> **Exercise**: The answer must consist of each line below that holds the word "UGVs", copied as it stands.

> **Supplied data**:
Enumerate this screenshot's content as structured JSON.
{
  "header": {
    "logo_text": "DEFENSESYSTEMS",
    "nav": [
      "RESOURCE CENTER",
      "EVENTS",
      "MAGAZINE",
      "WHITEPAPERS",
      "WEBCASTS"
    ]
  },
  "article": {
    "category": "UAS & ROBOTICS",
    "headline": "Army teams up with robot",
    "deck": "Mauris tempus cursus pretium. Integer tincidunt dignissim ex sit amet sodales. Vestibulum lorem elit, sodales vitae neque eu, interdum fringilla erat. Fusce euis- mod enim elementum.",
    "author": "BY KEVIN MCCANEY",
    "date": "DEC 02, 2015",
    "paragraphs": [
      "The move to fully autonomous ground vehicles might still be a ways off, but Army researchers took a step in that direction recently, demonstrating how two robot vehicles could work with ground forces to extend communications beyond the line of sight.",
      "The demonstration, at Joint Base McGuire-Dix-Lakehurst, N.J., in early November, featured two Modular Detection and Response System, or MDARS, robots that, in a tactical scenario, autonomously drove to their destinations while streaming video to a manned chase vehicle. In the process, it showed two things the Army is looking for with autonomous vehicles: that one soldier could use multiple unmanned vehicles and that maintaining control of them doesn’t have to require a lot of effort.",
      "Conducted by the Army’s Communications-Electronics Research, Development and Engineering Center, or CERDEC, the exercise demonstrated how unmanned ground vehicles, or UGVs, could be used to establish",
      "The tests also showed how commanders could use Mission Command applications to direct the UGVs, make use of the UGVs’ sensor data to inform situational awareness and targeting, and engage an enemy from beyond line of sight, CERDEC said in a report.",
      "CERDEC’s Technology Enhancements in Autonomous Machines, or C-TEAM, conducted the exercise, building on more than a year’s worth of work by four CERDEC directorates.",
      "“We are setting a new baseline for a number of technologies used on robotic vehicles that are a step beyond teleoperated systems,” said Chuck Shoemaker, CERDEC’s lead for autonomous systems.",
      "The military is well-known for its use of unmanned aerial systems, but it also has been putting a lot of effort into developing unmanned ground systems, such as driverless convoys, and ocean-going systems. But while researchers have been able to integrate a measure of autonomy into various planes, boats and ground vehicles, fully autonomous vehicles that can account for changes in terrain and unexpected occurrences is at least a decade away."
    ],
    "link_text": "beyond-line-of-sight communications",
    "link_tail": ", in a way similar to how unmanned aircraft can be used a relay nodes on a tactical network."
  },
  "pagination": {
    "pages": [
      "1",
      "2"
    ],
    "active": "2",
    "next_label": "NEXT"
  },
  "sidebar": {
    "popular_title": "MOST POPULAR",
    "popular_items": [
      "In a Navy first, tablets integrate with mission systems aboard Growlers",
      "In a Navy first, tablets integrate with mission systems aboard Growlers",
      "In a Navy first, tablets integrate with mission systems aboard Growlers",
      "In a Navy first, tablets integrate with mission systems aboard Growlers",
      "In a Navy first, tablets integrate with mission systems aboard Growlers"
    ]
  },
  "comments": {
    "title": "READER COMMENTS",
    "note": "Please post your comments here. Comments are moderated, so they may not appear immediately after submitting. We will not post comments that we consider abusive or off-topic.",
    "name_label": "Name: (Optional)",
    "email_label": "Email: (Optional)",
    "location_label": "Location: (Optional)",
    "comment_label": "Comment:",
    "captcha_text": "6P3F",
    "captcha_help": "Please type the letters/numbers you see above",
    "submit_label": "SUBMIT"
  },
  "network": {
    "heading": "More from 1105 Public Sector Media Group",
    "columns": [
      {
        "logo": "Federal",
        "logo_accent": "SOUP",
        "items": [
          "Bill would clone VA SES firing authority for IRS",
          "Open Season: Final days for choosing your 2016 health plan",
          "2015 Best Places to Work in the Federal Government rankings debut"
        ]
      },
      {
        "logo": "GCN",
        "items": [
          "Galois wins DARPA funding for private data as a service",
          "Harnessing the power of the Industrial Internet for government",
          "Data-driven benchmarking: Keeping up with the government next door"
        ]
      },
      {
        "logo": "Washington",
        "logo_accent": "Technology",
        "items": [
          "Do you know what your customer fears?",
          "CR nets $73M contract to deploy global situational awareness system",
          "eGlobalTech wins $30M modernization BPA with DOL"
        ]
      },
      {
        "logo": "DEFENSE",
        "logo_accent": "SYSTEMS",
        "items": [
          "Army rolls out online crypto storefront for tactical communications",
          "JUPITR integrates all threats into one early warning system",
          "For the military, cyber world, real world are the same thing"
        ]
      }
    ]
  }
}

> **Solution for this problem**:
      "Conducted by the Army’s Communications-Electronics Research, Development and Engineering Center, or CERDEC, the exercise demonstrated how unmanned ground vehicles, or UGVs, could be used to establish",
      "The tests also showed how commanders could use Mission Command applications to direct the UGVs, make use of the UGVs’ sensor data to inform situational awareness and targeting, and engage an enemy from beyond line of sight, CERDEC said in a report.",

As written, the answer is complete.